Between approximately 300 BC and 450 AD, there existed a nomadic group known as the Xiongnu. Their ethnic identity has been greatly contested, but they were a very powerful tribal confederation that were considered a great threat to China. In fact, it was their repeated invasions that prompted the small kingdoms of North China to begin erecting barriers, in what later became the Great Wall of China. The Xiongnu formed their tribal league in the area that is now known as Mongolia. It is believed that they stemmed from the Siberian branch of the Mongolian race, although it has been hotly debated whether they are ethnically Turkic, Mongolic, Yeniseian, Tocharian, Iranian, Uralic, or some mixture. Some say the name “Xiongnu” has the same etymological origin as “Hun,” but this is also controversial. Only a few words from their culture, mostly titles and individual names, were preserved in Chinese sources.

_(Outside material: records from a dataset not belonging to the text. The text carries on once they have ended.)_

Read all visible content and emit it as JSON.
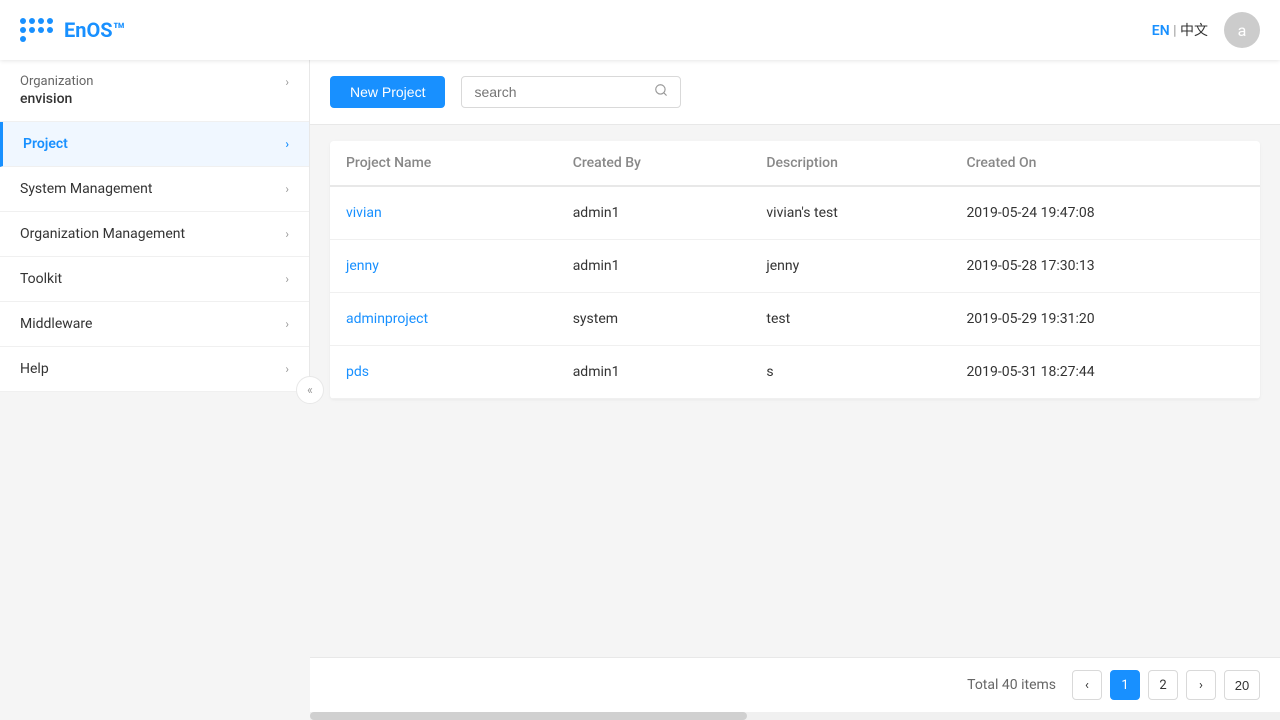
{
  "header": {
    "logo_text": "EnOS™",
    "lang_en": "EN",
    "lang_sep": "|",
    "lang_zh": "中文",
    "avatar_letter": "a"
  },
  "sidebar": {
    "org_label": "Organization",
    "org_name": "envision",
    "items": [
      {
        "id": "project",
        "label": "Project",
        "active": true
      },
      {
        "id": "system-management",
        "label": "System Management",
        "active": false
      },
      {
        "id": "organization-management",
        "label": "Organization Management",
        "active": false
      },
      {
        "id": "toolkit",
        "label": "Toolkit",
        "active": false
      },
      {
        "id": "middleware",
        "label": "Middleware",
        "active": false
      },
      {
        "id": "help",
        "label": "Help",
        "active": false
      }
    ]
  },
  "toolbar": {
    "new_project_label": "New Project",
    "search_placeholder": "search"
  },
  "table": {
    "columns": [
      {
        "id": "project-name",
        "label": "Project Name"
      },
      {
        "id": "created-by",
        "label": "Created By"
      },
      {
        "id": "description",
        "label": "Description"
      },
      {
        "id": "created-on",
        "label": "Created On"
      }
    ],
    "rows": [
      {
        "project_name": "vivian",
        "created_by": "admin1",
        "description": "vivian's test",
        "created_on": "2019-05-24 19:47:08"
      },
      {
        "project_name": "jenny",
        "created_by": "admin1",
        "description": "jenny",
        "created_on": "2019-05-28 17:30:13"
      },
      {
        "project_name": "adminproject",
        "created_by": "system",
        "description": "test",
        "created_on": "2019-05-29 19:31:20"
      },
      {
        "project_name": "pds",
        "created_by": "admin1",
        "description": "s",
        "created_on": "2019-05-31 18:27:44"
      }
    ]
  },
  "pagination": {
    "total_label": "Total 40 items",
    "current_page": 1,
    "pages": [
      1,
      2
    ],
    "page_size": "20"
  }
}
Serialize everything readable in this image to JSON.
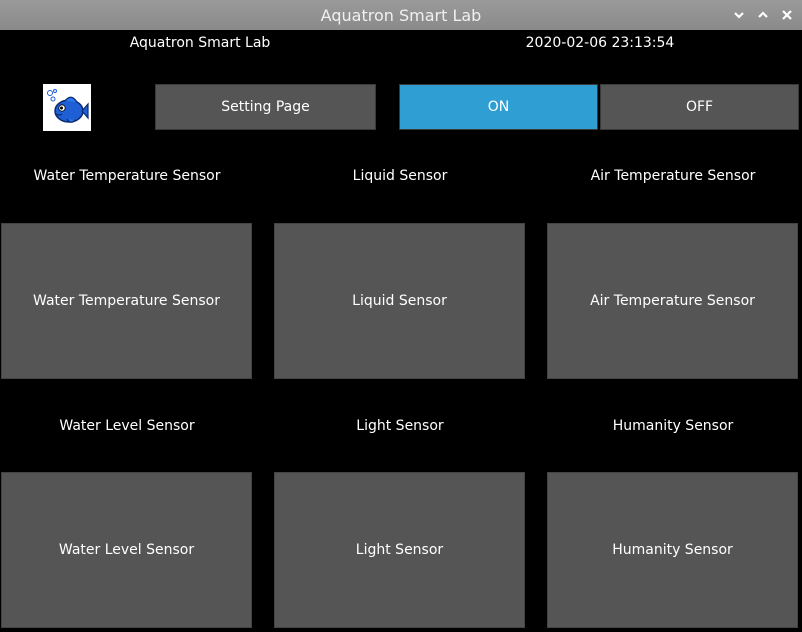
{
  "window": {
    "title": "Aquatron Smart Lab",
    "controls": [
      "minimize-icon",
      "maximize-icon",
      "close-icon"
    ]
  },
  "header": {
    "app_name": "Aquatron Smart Lab",
    "datetime": "2020-02-06 23:13:54"
  },
  "toolbar": {
    "logo_icon": "fish-icon",
    "setting_label": "Setting Page",
    "on_label": "ON",
    "off_label": "OFF",
    "on_color": "#2f9fd3"
  },
  "sensors": {
    "row1": [
      {
        "label": "Water Temperature Sensor",
        "value": "Water Temperature Sensor"
      },
      {
        "label": "Liquid Sensor",
        "value": "Liquid Sensor"
      },
      {
        "label": "Air Temperature Sensor",
        "value": "Air Temperature Sensor"
      }
    ],
    "row2": [
      {
        "label": "Water Level Sensor",
        "value": "Water Level Sensor"
      },
      {
        "label": "Light Sensor",
        "value": "Light Sensor"
      },
      {
        "label": "Humanity Sensor",
        "value": "Humanity Sensor"
      }
    ]
  }
}
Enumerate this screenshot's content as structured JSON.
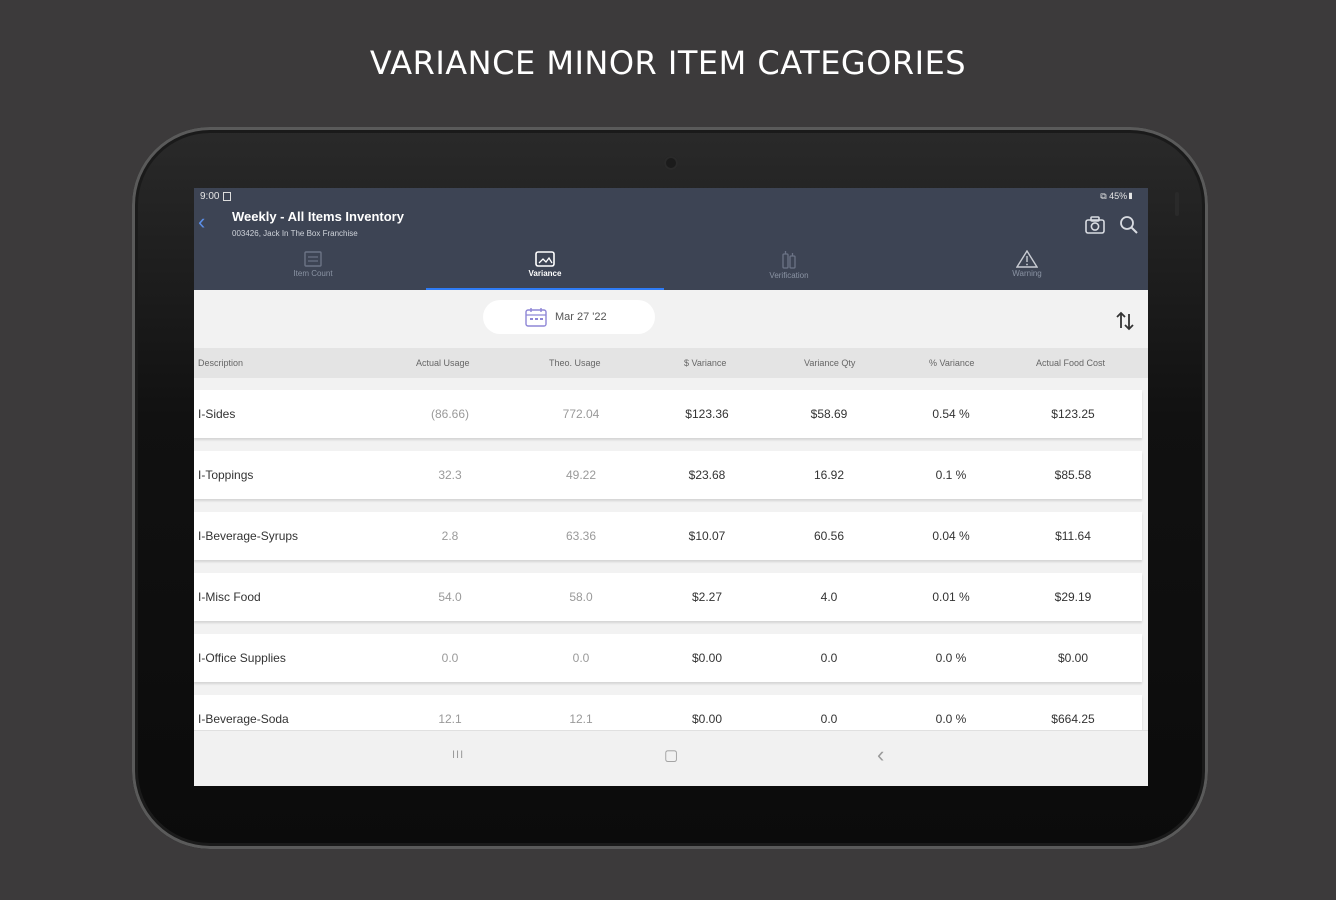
{
  "headline": "VARIANCE MINOR ITEM CATEGORIES",
  "status_bar": {
    "time": "9:00",
    "right": "⧉ 45%▮"
  },
  "app_bar": {
    "title": "Weekly - All Items Inventory",
    "subtitle": "003426, Jack In The Box Franchise"
  },
  "tabs": [
    {
      "label": "Item Count",
      "icon": "clipboard-icon",
      "active": false
    },
    {
      "label": "Variance",
      "icon": "image-frame-icon",
      "active": true
    },
    {
      "label": "Verification",
      "icon": "bottles-icon",
      "active": false
    },
    {
      "label": "Warning",
      "icon": "warning-icon",
      "active": false
    }
  ],
  "date_filter": {
    "label": "Mar 27 '22",
    "icon": "calendar-icon"
  },
  "columns": [
    "Description",
    "Actual Usage",
    "Theo. Usage",
    "$ Variance",
    "Variance Qty",
    "% Variance",
    "Actual Food Cost"
  ],
  "rows": [
    [
      "I-Sides",
      "(86.66)",
      "772.04",
      "$123.36",
      "$58.69",
      "0.54 %",
      "$123.25"
    ],
    [
      "I-Toppings",
      "32.3",
      "49.22",
      "$23.68",
      "16.92",
      "0.1 %",
      "$85.58"
    ],
    [
      "I-Beverage-Syrups",
      "2.8",
      "63.36",
      "$10.07",
      "60.56",
      "0.04 %",
      "$11.64"
    ],
    [
      "I-Misc Food",
      "54.0",
      "58.0",
      "$2.27",
      "4.0",
      "0.01 %",
      "$29.19"
    ],
    [
      "I-Office Supplies",
      "0.0",
      "0.0",
      "$0.00",
      "0.0",
      "0.0 %",
      "$0.00"
    ],
    [
      "I-Beverage-Soda",
      "12.1",
      "12.1",
      "$0.00",
      "0.0",
      "0.0 %",
      "$664.25"
    ]
  ],
  "nav_bar": {
    "recents": "III",
    "home": "▢",
    "back": "‹"
  },
  "colors": {
    "app_bar": "#3d4454",
    "accent": "#2f7cf6",
    "background": "#3c3a3b"
  }
}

It is believed that the Xiongnu created their empire under the supreme leadership of Modu Chanyu sometime around 209 BC. This political unification allowed them to build stronger armies and use better strategic coordination, turning them into a more formidable state. They adopted many Chinese agriculture techniques, built Chinese-styled homes, and wore silk like the Chinese. The Xiongnu worshipped the sun, moon, heaven, earth, as well as their ancestors. They formed a number of tribes, called the Chubei, Huyan, Lan, Luandi, Qiulin, and Suibu. Between 53-60 BC, the Xiongnu empire faced a civil war. After the Battle of Ikh Bayan in 89 AD, the Northern Xiongnu were driven out of Mongolia, and the Southern Xiongnu became part of Han China. Some believe that the Northern Xiongnu continued west, came under the leadership of Attila, and took on the new name “the Huns.”
The unique culture of the Xiongnu Empire was very powerful during its time. The fortifications that were initially built to keep the Xiongnu away were eventually transformed into the Great Wall of China. This demonstrates the size and power of the Xiongnu – an ancient nomadic group that played an important role in the history of Mongolia and China.
Kemo D. 7